Given entries below:

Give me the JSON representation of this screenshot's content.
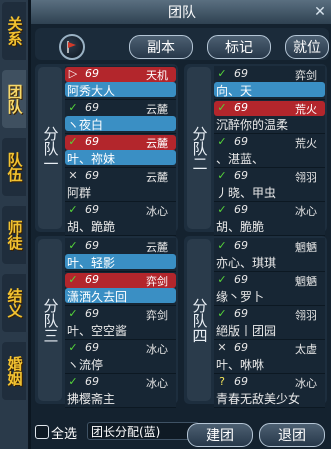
{
  "side_tabs": [
    {
      "label": "关系"
    },
    {
      "label": "团队"
    },
    {
      "label": "队伍"
    },
    {
      "label": "师徒"
    },
    {
      "label": "结义"
    },
    {
      "label": "婚姻"
    }
  ],
  "title": "团队",
  "toolbar": {
    "dungeon_label": "副本",
    "mark_label": "标记",
    "ready_label": "就位"
  },
  "squads": [
    {
      "label": "分队一",
      "members": [
        {
          "level": "69",
          "class": "天机",
          "name": "阿秀大人",
          "status": "leader"
        },
        {
          "level": "69",
          "class": "云麓",
          "name": "ヽ夜白",
          "status": "check"
        },
        {
          "level": "69",
          "class": "云麓",
          "name": "叶、祢妹",
          "status": "check"
        },
        {
          "level": "69",
          "class": "云麓",
          "name": "阿群",
          "status": "cross"
        },
        {
          "level": "69",
          "class": "冰心",
          "name": "胡、跪跪",
          "status": "check"
        }
      ]
    },
    {
      "label": "分队二",
      "members": [
        {
          "level": "69",
          "class": "弈剑",
          "name": "向、天",
          "status": "check"
        },
        {
          "level": "69",
          "class": "荒火",
          "name": "沉醉你的温柔",
          "status": "check"
        },
        {
          "level": "69",
          "class": "荒火",
          "name": "、湛蓝、",
          "status": "check"
        },
        {
          "level": "69",
          "class": "翎羽",
          "name": "丿晓、甲虫",
          "status": "check"
        },
        {
          "level": "69",
          "class": "冰心",
          "name": "胡、脆脆",
          "status": "check"
        }
      ]
    },
    {
      "label": "分队三",
      "members": [
        {
          "level": "69",
          "class": "云麓",
          "name": "叶、轻影",
          "status": "check"
        },
        {
          "level": "69",
          "class": "弈剑",
          "name": "潇洒久去回",
          "status": "check"
        },
        {
          "level": "69",
          "class": "弈剑",
          "name": "叶、空空酱",
          "status": "check"
        },
        {
          "level": "69",
          "class": "冰心",
          "name": "ヽ流停",
          "status": "check"
        },
        {
          "level": "69",
          "class": "冰心",
          "name": "拂樱斋主",
          "status": "check"
        }
      ]
    },
    {
      "label": "分队四",
      "members": [
        {
          "level": "69",
          "class": "魍魉",
          "name": "亦心、琪琪",
          "status": "check"
        },
        {
          "level": "69",
          "class": "魍魉",
          "name": "缘丶罗卜",
          "status": "check"
        },
        {
          "level": "69",
          "class": "翎羽",
          "name": "絕版丨团园",
          "status": "check"
        },
        {
          "level": "69",
          "class": "太虚",
          "name": "叶、咻咻",
          "status": "cross"
        },
        {
          "level": "69",
          "class": "冰心",
          "name": "青春无敌美少女",
          "status": "question"
        }
      ]
    }
  ],
  "footer": {
    "select_all_label": "全选",
    "assign_mode": "团长分配(蓝)",
    "create_label": "建团",
    "leave_label": "退团"
  },
  "colors": {
    "accent_gold": "#f2c230",
    "leader_red": "#b3262c",
    "highlight_blue": "#3a8fc4",
    "check_green": "#56d63a"
  }
}
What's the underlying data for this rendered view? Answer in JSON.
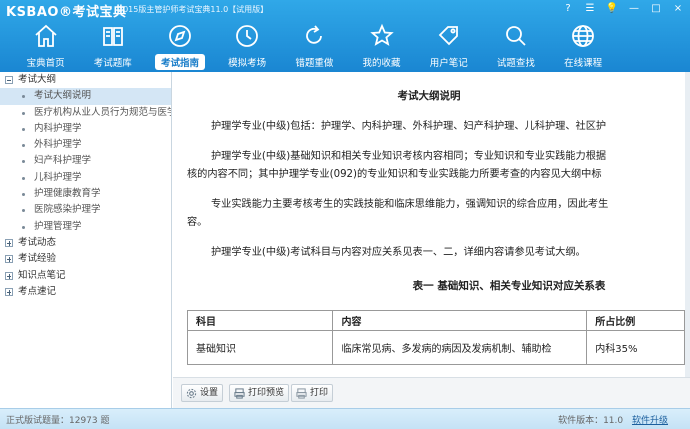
{
  "app": {
    "logo": "KSBAO®考试宝典",
    "window_title": "2015版主管护师考试宝典11.0【试用版】"
  },
  "window_controls": [
    "?",
    "☰",
    "💡",
    "—",
    "□",
    "×"
  ],
  "nav": [
    {
      "label": "宝典首页",
      "icon": "home-icon",
      "active": false
    },
    {
      "label": "考试题库",
      "icon": "book-icon",
      "active": false
    },
    {
      "label": "考试指南",
      "icon": "compass-icon",
      "active": true
    },
    {
      "label": "模拟考场",
      "icon": "clock-icon",
      "active": false
    },
    {
      "label": "错题重做",
      "icon": "redo-icon",
      "active": false
    },
    {
      "label": "我的收藏",
      "icon": "star-icon",
      "active": false
    },
    {
      "label": "用户笔记",
      "icon": "tag-icon",
      "active": false
    },
    {
      "label": "试题查找",
      "icon": "search-icon",
      "active": false
    },
    {
      "label": "在线课程",
      "icon": "globe-icon",
      "active": false
    }
  ],
  "tree": [
    {
      "label": "考试大纲",
      "level": 0,
      "expanded": true
    },
    {
      "label": "考试大纲说明",
      "level": 1,
      "selected": true
    },
    {
      "label": "医疗机构从业人员行为规范与医学伦理学",
      "level": 1
    },
    {
      "label": "内科护理学",
      "level": 1
    },
    {
      "label": "外科护理学",
      "level": 1
    },
    {
      "label": "妇产科护理学",
      "level": 1
    },
    {
      "label": "儿科护理学",
      "level": 1
    },
    {
      "label": "护理健康教育学",
      "level": 1
    },
    {
      "label": "医院感染护理学",
      "level": 1
    },
    {
      "label": "护理管理学",
      "level": 1
    },
    {
      "label": "考试动态",
      "level": 0,
      "expanded": false
    },
    {
      "label": "考试经验",
      "level": 0,
      "expanded": false
    },
    {
      "label": "知识点笔记",
      "level": 0,
      "expanded": false
    },
    {
      "label": "考点速记",
      "level": 0,
      "expanded": false
    }
  ],
  "document": {
    "title": "考试大纲说明",
    "paragraphs": [
      "护理学专业(中级)包括：护理学、内科护理、外科护理、妇产科护理、儿科护理、社区护",
      "护理学专业(中级)基础知识和相关专业知识考核内容相同；专业知识和专业实践能力根据",
      "核的内容不同；其中护理学专业(092)的专业知识和专业实践能力所要考查的内容见大纲中标",
      "专业实践能力主要考核考生的实践技能和临床思维能力，强调知识的综合应用，因此考生",
      "容。",
      "护理学专业(中级)考试科目与内容对应关系见表一、二，详细内容请参见考试大纲。"
    ],
    "table_title": "表一 基础知识、相关专业知识对应关系表",
    "table_headers": [
      "科目",
      "内容",
      "所占比例"
    ],
    "table_rows": [
      [
        "基础知识",
        "临床常见病、多发病的病因及发病机制、辅助检",
        "内科35%"
      ]
    ]
  },
  "toolbar": {
    "settings": "设置",
    "print_preview": "打印预览",
    "print": "打印"
  },
  "status": {
    "question_count": "正式版试题量：12973 题",
    "version": "软件版本：11.0",
    "upgrade": "软件升级"
  },
  "colors": {
    "header_top": "#30a8e8",
    "header_bottom": "#1a86d2",
    "selected_row": "#d4e6f5",
    "active_tab_text": "#1b7ec9"
  }
}
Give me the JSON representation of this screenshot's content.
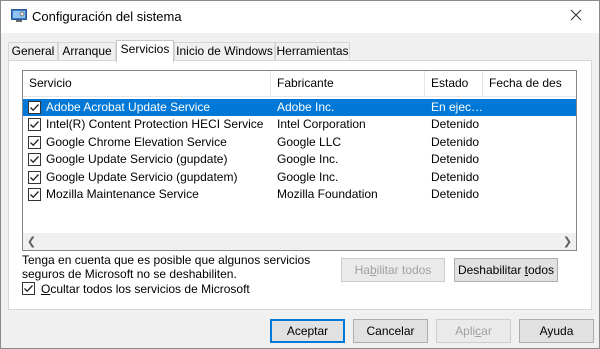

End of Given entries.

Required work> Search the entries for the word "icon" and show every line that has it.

Exercise answer>
      "icon": "home-icon",
      "icon": "book-icon",
      "icon": "compass-icon",
      "icon": "clock-icon",
      "icon": "redo-icon",
      "icon": "star-icon",
      "icon": "tag-icon",
      "icon": "search-icon",
      "icon": "globe-icon",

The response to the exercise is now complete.